European Food Safety Authority lowers acceptable daily intake for three of the Southampton six
As part of its ongoing review of the safety of food additives, the European Food Safety Authority (EFSA) has published opinions on six food colours E110, E104, E122, E129, E102 and E124.
EFSA's scientific panel on additives, the ANS Panel, has lowered the Acceptable Daily Intakes (ADIs) for the artificial food colours Quinoline Yellow (E104), Sunset Yellow FCF (E110) and Ponceau 4R (E124) The ADIs for the other three colours, Tartrazine (E102), Azorubine/Carmoisine (E122) and Allura Red AC (E129) remain unchanged.
The latest EFSA review took into account additional evidence besides the Southampton study. The six colours, along with the preservative sodium benzoate, were shown by the Southampton study in September 2007 to increase hyperactivity in children. In March 2008 however, EFSA concluded that the Southampton data could not be used as a basis for altering the acceptable daily intake (ADI) of the respective food colours or sodium benzoate, largely because the additives had been administered in combinations so that effect could not be ascribed to individual colours.

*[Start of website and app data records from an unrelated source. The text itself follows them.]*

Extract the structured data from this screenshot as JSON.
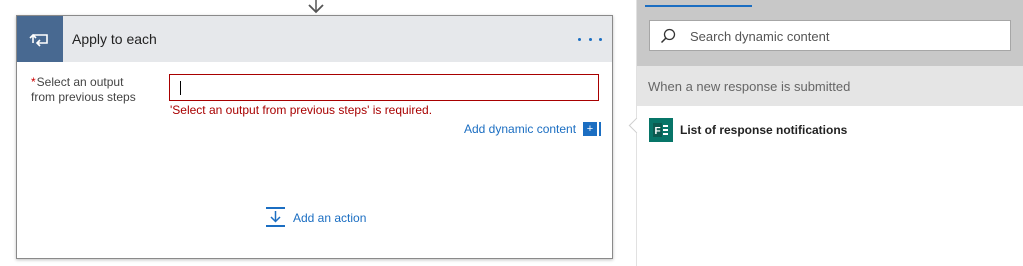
{
  "card": {
    "title": "Apply to each",
    "field_label_required": "*",
    "field_label_line1": "Select an output",
    "field_label_line2": "from previous steps",
    "field_value": "",
    "error_text": "'Select an output from previous steps' is required.",
    "add_dynamic_content": "Add dynamic content",
    "add_action": "Add an action",
    "icons": {
      "loop": "loop-icon",
      "more": "more-options-icon",
      "plus": "plus-icon",
      "add_action": "add-action-icon"
    }
  },
  "panel": {
    "search_placeholder": "Search dynamic content",
    "section_title": "When a new response is submitted",
    "items": [
      {
        "label": "List of response notifications",
        "icon": "forms-icon"
      }
    ]
  },
  "colors": {
    "accent": "#1b6ec2",
    "header_tile": "#486991",
    "error": "#a80000",
    "forms": "#077568"
  }
}
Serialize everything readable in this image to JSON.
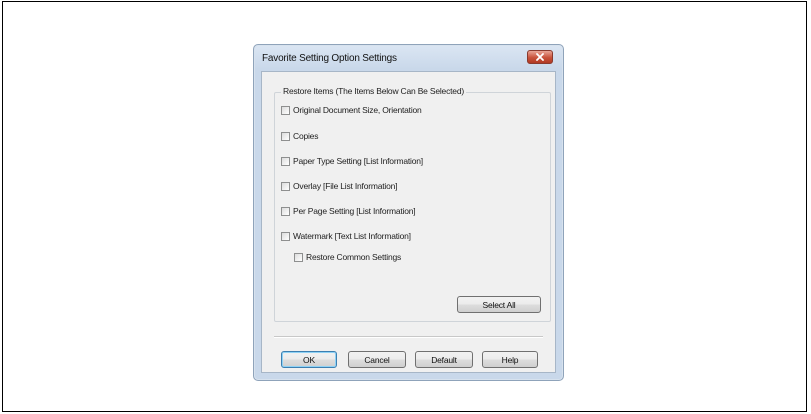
{
  "dialog": {
    "title": "Favorite Setting Option Settings",
    "group_label": "Restore Items (The Items Below Can Be Selected)",
    "items": [
      {
        "label": "Original Document Size, Orientation",
        "checked": false
      },
      {
        "label": "Copies",
        "checked": false
      },
      {
        "label": "Paper Type Setting [List Information]",
        "checked": false
      },
      {
        "label": "Overlay [File List Information]",
        "checked": false
      },
      {
        "label": "Per Page Setting [List Information]",
        "checked": false
      },
      {
        "label": "Watermark [Text List Information]",
        "checked": false
      }
    ],
    "sub_item": {
      "label": "Restore Common Settings",
      "checked": false
    },
    "select_all_label": "Select All",
    "buttons": {
      "ok": "OK",
      "cancel": "Cancel",
      "default": "Default",
      "help": "Help"
    },
    "close_icon": "close-x-icon",
    "colors": {
      "close_button": "#c9523b",
      "dialog_frame": "#c9d8ea",
      "client_bg": "#f0f0f0"
    }
  }
}
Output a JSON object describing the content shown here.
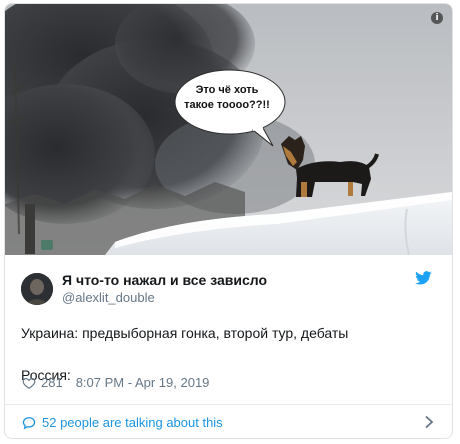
{
  "media": {
    "bubble_line1": "Это чё хоть",
    "bubble_line2": "такое тоооо??!!",
    "info_icon": "info-icon"
  },
  "user": {
    "display_name": "Я что-то нажал и все зависло",
    "handle": "@alexlit_double"
  },
  "tweet": {
    "line1": "Украина: предвыборная гонка, второй тур, дебаты",
    "line2": "Россия:"
  },
  "meta": {
    "like_count": "281",
    "timestamp": "8:07 PM - Apr 19, 2019"
  },
  "footer": {
    "label": "52 people are talking about this"
  },
  "colors": {
    "brand": "#1da1f2",
    "link": "#1b95e0",
    "secondary_text": "#657786",
    "primary_text": "#14171a"
  }
}
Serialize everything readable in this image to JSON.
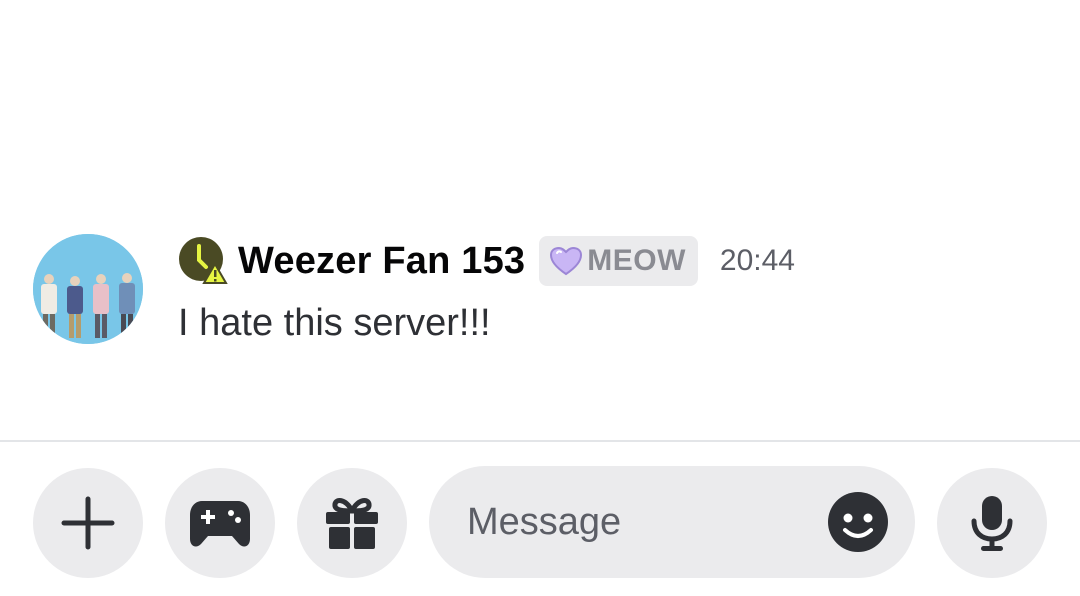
{
  "message": {
    "author": "Weezer Fan 153",
    "status_icon": "clock-warning-icon",
    "tag_icon": "purple-heart-icon",
    "tag": "MEOW",
    "timestamp": "20:44",
    "content": "I hate this server!!!"
  },
  "composer": {
    "placeholder": "Message",
    "buttons": [
      "plus-icon",
      "gamepad-icon",
      "gift-icon",
      "emoji-icon",
      "microphone-icon"
    ]
  },
  "colors": {
    "background": "#ffffff",
    "button_bg": "#ebebed",
    "tag_heart": "#c9b6f5",
    "status_icon_bg": "#4a4a24",
    "status_icon_accent": "#e6f542"
  }
}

Anna Glayzer, co-ordinator of the Food Commission's "Action on Additives" Campaign, which has been lobbying for a ban both in the UK and EU said, "That the Acceptable Daily Intakes have been lowered for three of the six colours shows once again that concerns are justified. From the point of view of the consumer however, it remains impossible to measure what quantity of any of these additives one is consuming as levels are not indicated on labels. These colours are totally unnecessary in foods. We continue to call for a mandatory ban.
In April 2008 the UK Food Standards Agency called for a 'voluntary ban' on the six colours by the end of 2009 and for mandatory action at a European level. In July 2008 the European Parliament voted in favour of labelling foods containing the six food colours with the words "may have an adverse effect on activity and attention in children." The warning labels are expected to start to appear in mid 2010.